Unsupported browser

For a better experience please update your browser to its latest version.

Your browser appears to have cookies disabled. For the best experience of this website, please enable cookies in your browser

We use cookies to personalise your experience; learn more in our Privacy and Cookie Policy. You can opt out of some cookies by adjusting your browser settings; see the cookie policy for details. By using this site, you agree to our use of cookies.

BOOKS: Getting to grips with a pluralist world

  • Comment
Contemporary World Architecture by Hugh Pearman. Phaidon, 1998. 511pp. £59.95
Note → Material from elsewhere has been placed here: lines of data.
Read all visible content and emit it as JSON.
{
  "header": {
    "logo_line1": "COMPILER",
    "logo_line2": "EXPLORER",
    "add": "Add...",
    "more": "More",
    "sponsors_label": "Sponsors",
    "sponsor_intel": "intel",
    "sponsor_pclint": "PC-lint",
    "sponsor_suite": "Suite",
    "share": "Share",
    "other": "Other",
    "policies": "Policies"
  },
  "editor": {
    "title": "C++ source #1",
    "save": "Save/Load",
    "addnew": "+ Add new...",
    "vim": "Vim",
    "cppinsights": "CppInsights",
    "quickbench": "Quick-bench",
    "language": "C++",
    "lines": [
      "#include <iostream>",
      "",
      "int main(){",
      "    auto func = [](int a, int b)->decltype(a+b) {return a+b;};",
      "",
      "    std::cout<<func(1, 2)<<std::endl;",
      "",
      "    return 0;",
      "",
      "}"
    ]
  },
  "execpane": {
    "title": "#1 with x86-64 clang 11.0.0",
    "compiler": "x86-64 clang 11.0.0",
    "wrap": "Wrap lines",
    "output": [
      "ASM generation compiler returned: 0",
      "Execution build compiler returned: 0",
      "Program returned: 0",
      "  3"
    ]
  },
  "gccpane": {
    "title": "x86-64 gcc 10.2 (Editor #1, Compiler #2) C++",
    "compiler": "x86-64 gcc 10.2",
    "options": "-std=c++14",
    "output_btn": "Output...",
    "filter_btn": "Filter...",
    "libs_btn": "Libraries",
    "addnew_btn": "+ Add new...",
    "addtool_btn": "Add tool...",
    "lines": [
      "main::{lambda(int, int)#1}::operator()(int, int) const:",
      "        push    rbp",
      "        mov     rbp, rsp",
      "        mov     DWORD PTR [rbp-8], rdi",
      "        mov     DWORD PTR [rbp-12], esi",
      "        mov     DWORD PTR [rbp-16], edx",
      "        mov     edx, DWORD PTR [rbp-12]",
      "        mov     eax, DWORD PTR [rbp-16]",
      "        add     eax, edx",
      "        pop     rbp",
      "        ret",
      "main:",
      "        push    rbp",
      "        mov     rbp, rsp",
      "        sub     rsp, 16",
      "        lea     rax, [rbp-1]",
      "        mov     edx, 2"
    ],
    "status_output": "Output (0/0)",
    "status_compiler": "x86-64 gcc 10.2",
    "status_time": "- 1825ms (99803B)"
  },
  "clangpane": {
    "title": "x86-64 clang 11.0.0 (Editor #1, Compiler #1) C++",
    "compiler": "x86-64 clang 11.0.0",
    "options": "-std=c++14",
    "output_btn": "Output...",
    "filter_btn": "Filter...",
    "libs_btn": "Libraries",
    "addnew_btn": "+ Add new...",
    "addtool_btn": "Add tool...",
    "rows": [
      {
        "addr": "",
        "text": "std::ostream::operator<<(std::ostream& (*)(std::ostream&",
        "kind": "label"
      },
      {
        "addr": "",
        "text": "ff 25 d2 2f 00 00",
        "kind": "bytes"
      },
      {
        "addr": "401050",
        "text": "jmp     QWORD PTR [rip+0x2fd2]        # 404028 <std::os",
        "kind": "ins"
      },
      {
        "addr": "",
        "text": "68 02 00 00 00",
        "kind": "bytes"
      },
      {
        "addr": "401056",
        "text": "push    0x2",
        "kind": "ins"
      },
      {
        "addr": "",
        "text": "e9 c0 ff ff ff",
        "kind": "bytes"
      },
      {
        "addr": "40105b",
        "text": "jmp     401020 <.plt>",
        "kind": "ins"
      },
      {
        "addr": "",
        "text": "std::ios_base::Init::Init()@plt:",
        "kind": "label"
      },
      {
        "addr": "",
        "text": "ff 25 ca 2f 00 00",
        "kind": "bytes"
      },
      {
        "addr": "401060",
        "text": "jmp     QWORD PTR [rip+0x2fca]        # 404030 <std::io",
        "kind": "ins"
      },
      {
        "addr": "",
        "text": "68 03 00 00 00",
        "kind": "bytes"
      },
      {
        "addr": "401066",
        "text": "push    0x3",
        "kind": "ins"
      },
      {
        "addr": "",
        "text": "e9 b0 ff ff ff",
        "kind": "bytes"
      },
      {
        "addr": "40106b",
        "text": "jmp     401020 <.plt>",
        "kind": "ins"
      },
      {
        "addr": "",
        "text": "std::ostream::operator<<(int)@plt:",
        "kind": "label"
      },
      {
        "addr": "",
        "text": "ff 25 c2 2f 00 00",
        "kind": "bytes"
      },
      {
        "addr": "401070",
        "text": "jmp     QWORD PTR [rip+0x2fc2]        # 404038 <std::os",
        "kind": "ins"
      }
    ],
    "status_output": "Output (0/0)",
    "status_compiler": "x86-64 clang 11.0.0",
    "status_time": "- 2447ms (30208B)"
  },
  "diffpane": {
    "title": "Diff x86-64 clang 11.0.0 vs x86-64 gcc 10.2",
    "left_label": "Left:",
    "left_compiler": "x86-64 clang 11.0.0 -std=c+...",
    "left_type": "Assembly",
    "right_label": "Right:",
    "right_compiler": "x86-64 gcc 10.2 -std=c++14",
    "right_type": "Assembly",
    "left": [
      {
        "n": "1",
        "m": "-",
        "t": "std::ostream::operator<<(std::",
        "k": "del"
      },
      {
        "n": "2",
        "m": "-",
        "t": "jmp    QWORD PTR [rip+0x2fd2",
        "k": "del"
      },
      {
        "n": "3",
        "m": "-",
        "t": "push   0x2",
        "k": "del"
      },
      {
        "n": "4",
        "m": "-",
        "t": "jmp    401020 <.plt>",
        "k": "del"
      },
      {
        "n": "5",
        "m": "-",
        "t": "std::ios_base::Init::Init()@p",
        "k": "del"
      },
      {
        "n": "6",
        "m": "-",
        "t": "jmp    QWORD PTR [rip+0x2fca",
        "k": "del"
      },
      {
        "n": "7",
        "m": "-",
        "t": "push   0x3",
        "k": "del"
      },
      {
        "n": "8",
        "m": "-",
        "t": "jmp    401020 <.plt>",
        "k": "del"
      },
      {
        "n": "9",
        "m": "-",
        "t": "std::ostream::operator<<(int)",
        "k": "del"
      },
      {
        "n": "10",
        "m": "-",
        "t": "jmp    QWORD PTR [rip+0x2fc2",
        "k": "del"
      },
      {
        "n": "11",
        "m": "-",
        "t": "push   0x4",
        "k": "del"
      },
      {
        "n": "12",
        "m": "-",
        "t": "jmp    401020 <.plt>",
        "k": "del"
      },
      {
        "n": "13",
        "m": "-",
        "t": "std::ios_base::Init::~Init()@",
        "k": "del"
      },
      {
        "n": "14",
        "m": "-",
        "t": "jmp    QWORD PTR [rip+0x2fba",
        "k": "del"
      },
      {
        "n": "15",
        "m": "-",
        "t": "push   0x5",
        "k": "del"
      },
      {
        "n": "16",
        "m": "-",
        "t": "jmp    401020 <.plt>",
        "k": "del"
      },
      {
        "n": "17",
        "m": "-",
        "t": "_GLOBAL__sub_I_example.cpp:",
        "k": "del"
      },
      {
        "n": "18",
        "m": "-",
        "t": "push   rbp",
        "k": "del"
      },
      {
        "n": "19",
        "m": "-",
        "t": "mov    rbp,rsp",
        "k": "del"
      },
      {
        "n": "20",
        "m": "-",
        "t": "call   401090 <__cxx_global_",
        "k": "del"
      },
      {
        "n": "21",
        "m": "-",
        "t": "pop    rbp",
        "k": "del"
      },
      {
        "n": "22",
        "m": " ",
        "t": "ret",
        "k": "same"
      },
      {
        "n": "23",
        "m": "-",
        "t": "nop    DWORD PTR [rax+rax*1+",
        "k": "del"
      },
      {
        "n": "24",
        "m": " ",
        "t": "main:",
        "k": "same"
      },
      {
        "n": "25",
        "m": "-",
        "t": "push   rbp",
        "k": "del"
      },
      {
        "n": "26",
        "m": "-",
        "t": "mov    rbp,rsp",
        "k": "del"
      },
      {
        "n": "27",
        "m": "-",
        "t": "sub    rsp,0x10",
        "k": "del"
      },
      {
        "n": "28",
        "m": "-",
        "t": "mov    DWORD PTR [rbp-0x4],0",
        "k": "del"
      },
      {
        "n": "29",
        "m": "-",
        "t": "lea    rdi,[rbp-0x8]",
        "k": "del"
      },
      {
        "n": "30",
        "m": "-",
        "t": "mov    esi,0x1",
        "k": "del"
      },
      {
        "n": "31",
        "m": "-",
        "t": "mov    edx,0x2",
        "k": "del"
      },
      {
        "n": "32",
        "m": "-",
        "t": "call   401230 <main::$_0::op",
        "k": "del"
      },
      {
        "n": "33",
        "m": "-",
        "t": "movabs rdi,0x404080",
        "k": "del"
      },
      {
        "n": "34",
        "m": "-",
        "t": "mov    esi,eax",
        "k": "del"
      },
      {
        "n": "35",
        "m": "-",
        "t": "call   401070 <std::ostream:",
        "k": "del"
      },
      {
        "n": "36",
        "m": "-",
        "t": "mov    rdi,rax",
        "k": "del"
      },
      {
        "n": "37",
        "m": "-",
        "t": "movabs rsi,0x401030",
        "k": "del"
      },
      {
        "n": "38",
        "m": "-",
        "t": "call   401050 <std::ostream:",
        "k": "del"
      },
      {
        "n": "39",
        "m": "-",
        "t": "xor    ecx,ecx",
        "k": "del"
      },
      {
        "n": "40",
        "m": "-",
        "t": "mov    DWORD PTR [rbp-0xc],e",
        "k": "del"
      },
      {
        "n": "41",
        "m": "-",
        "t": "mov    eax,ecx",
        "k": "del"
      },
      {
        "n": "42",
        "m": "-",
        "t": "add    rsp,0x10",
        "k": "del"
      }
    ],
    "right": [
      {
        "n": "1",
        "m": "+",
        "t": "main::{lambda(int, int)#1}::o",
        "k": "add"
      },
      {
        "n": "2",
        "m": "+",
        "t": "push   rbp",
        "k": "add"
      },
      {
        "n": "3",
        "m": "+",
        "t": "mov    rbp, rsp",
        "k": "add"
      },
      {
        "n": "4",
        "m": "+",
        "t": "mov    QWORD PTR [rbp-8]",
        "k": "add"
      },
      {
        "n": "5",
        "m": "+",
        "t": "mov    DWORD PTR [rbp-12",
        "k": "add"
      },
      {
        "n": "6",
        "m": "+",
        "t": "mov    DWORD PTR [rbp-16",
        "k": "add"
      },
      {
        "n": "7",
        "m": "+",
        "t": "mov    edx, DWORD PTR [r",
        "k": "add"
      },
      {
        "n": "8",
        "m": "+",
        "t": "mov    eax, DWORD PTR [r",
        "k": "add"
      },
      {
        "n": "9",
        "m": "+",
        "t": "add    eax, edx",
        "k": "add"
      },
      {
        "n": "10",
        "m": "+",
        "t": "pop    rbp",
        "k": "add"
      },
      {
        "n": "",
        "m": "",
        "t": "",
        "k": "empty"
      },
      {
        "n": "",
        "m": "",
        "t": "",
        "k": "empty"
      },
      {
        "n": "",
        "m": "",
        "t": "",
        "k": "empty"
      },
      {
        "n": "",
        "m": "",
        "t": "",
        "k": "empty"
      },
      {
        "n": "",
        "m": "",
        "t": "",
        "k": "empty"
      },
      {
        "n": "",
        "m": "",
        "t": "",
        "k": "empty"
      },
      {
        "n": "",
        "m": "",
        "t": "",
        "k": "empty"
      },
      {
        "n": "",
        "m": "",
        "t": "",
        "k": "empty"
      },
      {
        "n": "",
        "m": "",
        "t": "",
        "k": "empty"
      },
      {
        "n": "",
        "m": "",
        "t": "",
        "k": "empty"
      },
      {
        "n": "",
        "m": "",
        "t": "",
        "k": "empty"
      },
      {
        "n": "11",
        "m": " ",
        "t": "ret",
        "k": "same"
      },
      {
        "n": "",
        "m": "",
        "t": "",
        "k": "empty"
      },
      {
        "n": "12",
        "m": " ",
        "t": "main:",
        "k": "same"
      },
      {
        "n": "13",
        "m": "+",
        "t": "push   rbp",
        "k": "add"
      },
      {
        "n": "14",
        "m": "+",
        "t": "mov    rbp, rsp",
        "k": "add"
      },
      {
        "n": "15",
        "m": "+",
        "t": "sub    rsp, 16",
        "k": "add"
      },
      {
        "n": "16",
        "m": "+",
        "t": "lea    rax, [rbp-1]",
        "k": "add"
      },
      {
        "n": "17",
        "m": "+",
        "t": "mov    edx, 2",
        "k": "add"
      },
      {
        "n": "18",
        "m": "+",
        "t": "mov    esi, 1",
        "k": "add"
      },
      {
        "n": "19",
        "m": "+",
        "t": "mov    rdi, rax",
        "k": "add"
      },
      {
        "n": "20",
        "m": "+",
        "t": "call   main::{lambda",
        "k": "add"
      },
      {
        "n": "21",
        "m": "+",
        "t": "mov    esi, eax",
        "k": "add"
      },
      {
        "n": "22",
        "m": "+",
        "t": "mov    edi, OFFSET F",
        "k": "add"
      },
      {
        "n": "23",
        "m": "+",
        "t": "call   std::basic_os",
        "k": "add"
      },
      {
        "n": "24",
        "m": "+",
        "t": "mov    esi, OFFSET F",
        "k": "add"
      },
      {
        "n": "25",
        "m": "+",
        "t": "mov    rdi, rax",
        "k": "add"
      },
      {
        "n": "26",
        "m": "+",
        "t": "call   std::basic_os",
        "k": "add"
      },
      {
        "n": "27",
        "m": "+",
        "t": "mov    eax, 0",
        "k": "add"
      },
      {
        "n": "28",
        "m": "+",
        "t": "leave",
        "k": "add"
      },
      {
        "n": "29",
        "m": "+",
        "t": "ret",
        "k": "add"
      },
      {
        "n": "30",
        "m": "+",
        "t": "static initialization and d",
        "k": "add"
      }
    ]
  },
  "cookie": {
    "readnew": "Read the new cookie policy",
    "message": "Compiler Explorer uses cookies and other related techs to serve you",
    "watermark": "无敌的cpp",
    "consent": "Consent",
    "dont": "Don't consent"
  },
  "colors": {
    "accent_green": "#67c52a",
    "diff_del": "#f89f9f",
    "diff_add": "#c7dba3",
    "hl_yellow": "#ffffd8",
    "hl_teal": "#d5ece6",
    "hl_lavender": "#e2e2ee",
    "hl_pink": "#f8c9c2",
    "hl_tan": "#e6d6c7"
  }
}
Hugh Pearman has been writing about architecture for the Sunday Times since 1986 - the longest continuous stint by any of the national correspondents. His judgement is generally reliable, to the point that even a critical review can have the happy consequence of potential clients beating a path to the architect's door. He is the nearest thing we have to an architectural Delia Smith. Pearman has also contributed to architectural life in a quite different (and constructive) way, sitting on the architecture panel of the Arts Council, and in particular promoting architectural awards: he was instrumental in the creation of the Stirling Prize, where his newspaper acts as main sponsor.

As you would expect, his book on the architecture of roughly the last three decades is fair-minded and inclusive. Split into 13 sections, this megaguide is arranged by building type. Each section comprises a longish essay by the author, who worked on the project for three years, and includes beautifully produced photographs and drawings. One could, of course, argue with the taxonomy: does one church design have more influence on schemes for other churches than quite different building types produced at the same time or in the same country? What are the connections between the architects and their teachers/professional colleagues beyond the building type itself? Shouldn't there be a bit more chronology? And a guide to the key figures would have made a useful addition to the good bibliography and index.

However, given the approach adopted, this book is satisfactorily thorough. Looking for lacunae in the index does not get you very far: it's pretty much all there, and the key buildings are all illustrated. Too substantial (literally, since it weighs 3.4 kilos) to be a coffee-table book, this is surely the most comprehensive guide we have to the recent history of architecture.

  • Comment

Have your say

You must sign in to make a comment

Please remember that the submission of any material is governed by our Terms and Conditions and by submitting material you confirm your agreement to these Terms and Conditions.

Links may be included in your comments but HTML is not permitted.